What, then, of the 1960 election and its place in the American Catholic imagination? The conventional wisdom that President Kennedy’s election was a triumphant moment for the Catholic Church in America, of our acceptance by the world, is, I admit, challenged by my analysis of the future president’s speech to the Greater Houston Ministerial Association.
Far from ushering in an era in which the Catholic voice was at last accepted and even cherished, the Catholic “witness” in the decades since Kennedy’s election would be better described as that of a “house divided” rather than a “light to the nations.” A reevaluation of Kennedy’s Houston speech suggests that the achievement of political power in the United States by one of her own came at a cost to the Church in America. I would suggest that that cost might be described as a loss of identity.
Kennedy’s speech argues that there is no difference, as far as public life is concerned, between a Catholic and anybody else. And if this is true, the Church is not necessary for public life, not even desirable, and so—why the Church? In one of the Houston speech’s more memorable passages, Kennedy declares that he is not the Catholic candidate for president, but the Democratic Party’s candidate for president. In one sense, hopefully the sense Kennedy intended, this statement is entirely true. The Church does not nominate candidates for office.

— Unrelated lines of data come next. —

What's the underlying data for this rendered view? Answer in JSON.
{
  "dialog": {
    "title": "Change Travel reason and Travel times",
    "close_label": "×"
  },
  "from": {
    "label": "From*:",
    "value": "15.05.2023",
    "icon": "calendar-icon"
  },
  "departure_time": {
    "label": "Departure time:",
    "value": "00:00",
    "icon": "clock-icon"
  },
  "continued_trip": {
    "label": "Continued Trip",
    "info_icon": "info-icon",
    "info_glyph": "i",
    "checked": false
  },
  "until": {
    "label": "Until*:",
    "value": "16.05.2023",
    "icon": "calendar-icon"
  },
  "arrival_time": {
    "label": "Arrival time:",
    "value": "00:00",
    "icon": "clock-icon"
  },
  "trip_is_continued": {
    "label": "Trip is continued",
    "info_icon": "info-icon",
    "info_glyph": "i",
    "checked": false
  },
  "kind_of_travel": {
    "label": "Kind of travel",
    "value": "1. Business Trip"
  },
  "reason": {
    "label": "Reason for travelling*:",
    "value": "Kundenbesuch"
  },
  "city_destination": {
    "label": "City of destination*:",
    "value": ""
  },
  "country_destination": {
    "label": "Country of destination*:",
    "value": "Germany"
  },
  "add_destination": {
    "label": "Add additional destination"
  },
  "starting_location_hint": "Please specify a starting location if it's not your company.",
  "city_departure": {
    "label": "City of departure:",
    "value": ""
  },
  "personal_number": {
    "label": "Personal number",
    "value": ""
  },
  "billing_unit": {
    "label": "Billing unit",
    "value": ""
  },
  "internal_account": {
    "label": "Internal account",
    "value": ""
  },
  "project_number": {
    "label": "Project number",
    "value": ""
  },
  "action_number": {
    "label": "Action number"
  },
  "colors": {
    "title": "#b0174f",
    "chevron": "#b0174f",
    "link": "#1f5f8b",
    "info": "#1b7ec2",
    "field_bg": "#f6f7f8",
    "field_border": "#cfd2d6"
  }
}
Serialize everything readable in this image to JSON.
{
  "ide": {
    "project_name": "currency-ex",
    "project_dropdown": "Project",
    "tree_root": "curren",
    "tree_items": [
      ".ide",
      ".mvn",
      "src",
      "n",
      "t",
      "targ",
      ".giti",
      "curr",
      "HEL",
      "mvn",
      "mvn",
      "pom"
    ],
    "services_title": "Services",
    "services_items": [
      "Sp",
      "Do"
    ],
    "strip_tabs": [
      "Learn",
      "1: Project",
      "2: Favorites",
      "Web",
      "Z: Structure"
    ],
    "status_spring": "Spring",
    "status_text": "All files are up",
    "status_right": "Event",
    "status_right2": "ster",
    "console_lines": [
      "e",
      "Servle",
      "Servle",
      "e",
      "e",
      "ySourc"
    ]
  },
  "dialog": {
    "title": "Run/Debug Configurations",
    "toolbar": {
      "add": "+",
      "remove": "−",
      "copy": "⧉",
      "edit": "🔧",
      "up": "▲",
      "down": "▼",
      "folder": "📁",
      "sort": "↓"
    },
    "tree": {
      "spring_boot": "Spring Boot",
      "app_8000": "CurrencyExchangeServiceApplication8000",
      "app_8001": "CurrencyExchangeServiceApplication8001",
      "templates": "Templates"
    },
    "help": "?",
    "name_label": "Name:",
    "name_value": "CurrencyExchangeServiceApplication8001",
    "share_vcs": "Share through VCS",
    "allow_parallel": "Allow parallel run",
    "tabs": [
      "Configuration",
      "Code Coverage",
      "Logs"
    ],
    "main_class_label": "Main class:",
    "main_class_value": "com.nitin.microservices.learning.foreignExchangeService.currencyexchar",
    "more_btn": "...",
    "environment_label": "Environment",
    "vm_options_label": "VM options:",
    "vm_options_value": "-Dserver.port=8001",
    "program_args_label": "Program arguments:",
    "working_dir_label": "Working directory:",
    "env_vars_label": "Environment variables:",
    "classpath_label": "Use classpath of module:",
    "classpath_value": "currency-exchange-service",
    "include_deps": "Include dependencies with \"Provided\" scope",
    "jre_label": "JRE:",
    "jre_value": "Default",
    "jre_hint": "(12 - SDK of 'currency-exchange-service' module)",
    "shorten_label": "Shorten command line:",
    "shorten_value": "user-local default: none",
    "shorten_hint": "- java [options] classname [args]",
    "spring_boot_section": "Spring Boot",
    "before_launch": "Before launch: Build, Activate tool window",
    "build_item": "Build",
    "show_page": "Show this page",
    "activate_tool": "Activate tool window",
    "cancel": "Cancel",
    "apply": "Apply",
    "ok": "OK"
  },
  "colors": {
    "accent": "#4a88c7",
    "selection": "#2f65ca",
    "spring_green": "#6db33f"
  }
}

But a possible implication of this statement—one worked out sadly in the record of Kennedy’s own family—is that one’s identity as a Democrat becomes more fundamental, more “real,” than one’s identity as a Catholic. When one’s party and one’s Church disagree, with whom does one side? Therein lies one’s God… or one’s god. Can we see roots of the lamentable political divide that plagues the American Catholic Church today in Kennedy’s 1960 speech? Do we dare consider the possibility that the achievement of political power might have contributed to the fissuring of Catholic identity and the erosion of Catholic practice? If we love the Church, must we not reconsider the meaning of one of our greatest “triumphs”?
For many American Catholics, the name John F. Kennedy is virtually synonymous with youthful idealism and hope. I myself am by no means indifferent to the hopeful glamour of Camelot—I was a Peace Corps volunteer after all—so it is not easy to ask this question.
But perhaps the Gospel demands it. Perhaps as Catholics we must accept our difference with the world, accept that our faith colors us differently than the grey individualism underlying Kennedy’s vision of the future.
Perhaps we must be more willing to live as exiles for a while here below and less eager to gain the world if it comes at too steep a price…